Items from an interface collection
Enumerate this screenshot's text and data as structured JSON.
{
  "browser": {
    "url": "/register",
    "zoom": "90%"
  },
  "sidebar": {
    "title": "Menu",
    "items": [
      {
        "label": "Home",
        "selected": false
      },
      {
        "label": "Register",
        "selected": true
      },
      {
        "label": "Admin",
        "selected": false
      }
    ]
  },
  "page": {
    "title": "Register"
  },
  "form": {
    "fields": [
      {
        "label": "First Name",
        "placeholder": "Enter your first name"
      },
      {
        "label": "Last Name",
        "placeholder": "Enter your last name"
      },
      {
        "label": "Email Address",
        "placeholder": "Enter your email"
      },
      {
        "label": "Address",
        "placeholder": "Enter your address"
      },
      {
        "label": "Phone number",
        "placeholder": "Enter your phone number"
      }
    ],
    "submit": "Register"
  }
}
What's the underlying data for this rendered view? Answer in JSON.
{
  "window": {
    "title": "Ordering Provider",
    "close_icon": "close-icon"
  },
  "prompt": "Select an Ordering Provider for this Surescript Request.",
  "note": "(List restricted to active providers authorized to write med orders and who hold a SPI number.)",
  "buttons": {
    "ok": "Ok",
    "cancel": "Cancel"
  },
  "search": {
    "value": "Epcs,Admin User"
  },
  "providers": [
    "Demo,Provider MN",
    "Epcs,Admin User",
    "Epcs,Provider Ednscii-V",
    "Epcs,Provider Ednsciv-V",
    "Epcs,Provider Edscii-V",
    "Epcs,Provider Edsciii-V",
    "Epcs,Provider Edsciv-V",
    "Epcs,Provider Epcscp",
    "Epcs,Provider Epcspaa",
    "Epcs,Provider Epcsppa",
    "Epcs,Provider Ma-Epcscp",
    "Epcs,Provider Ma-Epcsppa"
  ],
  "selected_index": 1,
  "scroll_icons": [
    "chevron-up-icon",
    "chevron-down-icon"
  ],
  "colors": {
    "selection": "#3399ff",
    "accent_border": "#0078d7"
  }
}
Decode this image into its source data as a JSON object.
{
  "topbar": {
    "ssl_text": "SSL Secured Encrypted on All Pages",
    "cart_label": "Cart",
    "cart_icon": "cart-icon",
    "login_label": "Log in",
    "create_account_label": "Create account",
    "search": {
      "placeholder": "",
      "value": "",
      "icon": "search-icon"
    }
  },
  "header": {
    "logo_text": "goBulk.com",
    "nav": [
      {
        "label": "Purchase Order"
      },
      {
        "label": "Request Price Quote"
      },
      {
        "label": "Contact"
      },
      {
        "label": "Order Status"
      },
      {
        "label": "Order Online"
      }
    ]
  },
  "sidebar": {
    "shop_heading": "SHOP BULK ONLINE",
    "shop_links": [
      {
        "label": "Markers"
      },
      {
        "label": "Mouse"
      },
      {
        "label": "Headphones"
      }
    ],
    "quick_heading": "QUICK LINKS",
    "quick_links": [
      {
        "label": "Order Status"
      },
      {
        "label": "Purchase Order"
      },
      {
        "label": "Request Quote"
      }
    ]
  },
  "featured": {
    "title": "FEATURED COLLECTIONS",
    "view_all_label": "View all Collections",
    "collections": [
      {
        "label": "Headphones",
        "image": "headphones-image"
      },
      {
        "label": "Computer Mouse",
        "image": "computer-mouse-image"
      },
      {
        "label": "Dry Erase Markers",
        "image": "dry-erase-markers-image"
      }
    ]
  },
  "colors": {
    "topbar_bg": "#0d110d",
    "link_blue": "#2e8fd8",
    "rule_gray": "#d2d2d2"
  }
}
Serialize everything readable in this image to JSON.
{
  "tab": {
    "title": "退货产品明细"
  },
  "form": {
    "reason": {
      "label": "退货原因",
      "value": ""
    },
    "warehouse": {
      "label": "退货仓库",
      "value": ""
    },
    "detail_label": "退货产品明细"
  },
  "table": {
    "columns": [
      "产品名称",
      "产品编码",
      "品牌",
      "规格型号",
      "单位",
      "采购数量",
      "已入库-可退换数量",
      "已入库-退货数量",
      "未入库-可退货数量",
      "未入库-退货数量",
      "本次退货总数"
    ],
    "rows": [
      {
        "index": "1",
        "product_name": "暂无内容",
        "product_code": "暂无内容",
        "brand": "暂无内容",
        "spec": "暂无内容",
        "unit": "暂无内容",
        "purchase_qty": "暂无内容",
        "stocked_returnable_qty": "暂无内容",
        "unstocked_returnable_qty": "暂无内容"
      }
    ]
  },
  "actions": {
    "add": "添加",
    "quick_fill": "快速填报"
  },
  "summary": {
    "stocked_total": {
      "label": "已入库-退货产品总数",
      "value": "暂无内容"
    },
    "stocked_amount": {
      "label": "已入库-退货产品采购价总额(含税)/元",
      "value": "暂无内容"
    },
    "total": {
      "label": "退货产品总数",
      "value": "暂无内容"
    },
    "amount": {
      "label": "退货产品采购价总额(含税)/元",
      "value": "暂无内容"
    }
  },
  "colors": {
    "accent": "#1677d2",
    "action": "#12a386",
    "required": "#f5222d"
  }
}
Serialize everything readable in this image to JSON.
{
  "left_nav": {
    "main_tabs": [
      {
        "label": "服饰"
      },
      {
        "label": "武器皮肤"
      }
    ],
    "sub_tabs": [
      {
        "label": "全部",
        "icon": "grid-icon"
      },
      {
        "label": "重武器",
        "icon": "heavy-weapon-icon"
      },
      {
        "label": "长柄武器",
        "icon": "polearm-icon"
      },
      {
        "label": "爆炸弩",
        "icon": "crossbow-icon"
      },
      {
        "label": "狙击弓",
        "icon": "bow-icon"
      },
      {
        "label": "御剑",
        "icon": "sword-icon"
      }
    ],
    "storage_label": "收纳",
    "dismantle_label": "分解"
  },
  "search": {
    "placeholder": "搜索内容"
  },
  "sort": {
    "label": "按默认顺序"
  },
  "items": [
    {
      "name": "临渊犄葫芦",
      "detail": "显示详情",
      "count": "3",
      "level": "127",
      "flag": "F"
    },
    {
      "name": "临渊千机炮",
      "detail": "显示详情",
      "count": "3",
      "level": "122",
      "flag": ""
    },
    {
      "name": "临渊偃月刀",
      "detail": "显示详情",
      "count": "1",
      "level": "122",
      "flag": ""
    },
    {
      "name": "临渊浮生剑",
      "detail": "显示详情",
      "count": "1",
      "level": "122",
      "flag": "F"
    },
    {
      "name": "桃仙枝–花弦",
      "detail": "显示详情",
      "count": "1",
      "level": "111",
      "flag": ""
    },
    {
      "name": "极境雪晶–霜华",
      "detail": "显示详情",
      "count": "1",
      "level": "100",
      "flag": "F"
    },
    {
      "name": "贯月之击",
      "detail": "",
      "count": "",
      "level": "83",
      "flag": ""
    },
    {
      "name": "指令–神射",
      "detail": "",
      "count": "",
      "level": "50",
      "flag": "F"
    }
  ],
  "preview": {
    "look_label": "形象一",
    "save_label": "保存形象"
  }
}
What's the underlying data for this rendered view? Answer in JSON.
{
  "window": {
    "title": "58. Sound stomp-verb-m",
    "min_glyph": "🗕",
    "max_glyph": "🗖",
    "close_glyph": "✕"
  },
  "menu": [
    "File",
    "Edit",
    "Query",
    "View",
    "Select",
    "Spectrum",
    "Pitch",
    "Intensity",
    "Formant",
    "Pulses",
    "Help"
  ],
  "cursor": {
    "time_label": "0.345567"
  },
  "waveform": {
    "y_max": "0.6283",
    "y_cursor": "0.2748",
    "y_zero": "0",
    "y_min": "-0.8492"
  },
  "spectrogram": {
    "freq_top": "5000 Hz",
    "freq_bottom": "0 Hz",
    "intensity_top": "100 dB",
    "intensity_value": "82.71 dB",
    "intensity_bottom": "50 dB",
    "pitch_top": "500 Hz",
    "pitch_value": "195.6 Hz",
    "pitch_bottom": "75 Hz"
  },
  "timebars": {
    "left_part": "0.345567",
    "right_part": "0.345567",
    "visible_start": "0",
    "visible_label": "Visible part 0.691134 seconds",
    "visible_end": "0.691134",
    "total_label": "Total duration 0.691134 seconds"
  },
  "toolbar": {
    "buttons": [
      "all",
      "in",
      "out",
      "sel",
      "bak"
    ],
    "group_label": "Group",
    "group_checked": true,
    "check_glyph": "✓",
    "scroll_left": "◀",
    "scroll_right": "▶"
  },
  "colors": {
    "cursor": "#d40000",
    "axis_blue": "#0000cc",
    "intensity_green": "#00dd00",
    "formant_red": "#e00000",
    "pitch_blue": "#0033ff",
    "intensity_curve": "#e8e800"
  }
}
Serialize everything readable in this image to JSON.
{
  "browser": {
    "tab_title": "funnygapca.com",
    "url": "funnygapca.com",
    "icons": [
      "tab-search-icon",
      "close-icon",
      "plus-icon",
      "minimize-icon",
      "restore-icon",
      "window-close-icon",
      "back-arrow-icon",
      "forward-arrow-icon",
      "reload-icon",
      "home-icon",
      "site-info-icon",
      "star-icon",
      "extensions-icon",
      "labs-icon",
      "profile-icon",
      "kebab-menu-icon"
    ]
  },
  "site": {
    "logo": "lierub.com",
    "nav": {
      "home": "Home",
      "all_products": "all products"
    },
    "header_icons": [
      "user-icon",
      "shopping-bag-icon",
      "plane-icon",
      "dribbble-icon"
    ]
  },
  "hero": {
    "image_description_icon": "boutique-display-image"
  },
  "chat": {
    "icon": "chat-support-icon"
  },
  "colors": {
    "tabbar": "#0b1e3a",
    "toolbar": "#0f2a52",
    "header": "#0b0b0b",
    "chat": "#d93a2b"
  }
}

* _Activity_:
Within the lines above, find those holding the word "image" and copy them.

* _Exercise result_:
Decode this image into its source data as a JSON object.
        "image": "headphones-image"
        "image": "computer-mouse-image"
        "image": "dry-erase-markers-image"
Serialize everything readable in this image to JSON.
Serialize everything readable in this image to JSON.
Serialize everything readable in this image to JSON.
    "image_description_icon": "boutique-display-image"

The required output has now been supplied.